→ **Exercise goal**
Provide only the number of lines in the records where "phone" appears.

(Data about app and page elements)
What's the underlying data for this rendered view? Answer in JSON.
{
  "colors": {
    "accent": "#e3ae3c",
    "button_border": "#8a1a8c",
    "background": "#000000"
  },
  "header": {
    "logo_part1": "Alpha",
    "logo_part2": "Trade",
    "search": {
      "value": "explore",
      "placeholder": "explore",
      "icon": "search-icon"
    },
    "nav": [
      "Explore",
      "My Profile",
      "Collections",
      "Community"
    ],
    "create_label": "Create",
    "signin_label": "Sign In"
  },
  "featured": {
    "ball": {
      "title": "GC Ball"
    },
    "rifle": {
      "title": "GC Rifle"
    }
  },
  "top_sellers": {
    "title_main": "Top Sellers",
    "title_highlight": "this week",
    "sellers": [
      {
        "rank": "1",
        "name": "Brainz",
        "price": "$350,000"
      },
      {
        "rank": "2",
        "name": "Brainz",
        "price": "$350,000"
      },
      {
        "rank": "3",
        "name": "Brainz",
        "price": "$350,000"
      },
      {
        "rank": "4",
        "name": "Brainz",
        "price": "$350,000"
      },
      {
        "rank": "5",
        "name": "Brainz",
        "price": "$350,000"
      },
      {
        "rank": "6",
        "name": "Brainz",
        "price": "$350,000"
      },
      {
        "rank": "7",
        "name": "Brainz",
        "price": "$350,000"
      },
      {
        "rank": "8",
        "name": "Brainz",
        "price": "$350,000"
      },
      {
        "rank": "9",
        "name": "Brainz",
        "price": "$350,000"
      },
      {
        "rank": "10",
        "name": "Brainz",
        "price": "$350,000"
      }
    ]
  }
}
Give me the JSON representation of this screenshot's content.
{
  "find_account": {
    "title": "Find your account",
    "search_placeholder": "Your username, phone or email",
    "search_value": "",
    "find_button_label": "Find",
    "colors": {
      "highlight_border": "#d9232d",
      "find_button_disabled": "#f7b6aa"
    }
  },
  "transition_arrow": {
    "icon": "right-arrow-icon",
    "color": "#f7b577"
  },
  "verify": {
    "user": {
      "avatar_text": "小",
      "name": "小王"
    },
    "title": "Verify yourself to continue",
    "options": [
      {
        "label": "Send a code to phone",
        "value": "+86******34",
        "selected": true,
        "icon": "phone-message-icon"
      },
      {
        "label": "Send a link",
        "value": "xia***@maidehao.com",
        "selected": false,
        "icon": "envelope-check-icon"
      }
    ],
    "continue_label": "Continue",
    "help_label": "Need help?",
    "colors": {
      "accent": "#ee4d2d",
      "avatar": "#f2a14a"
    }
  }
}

→ **Task output**
3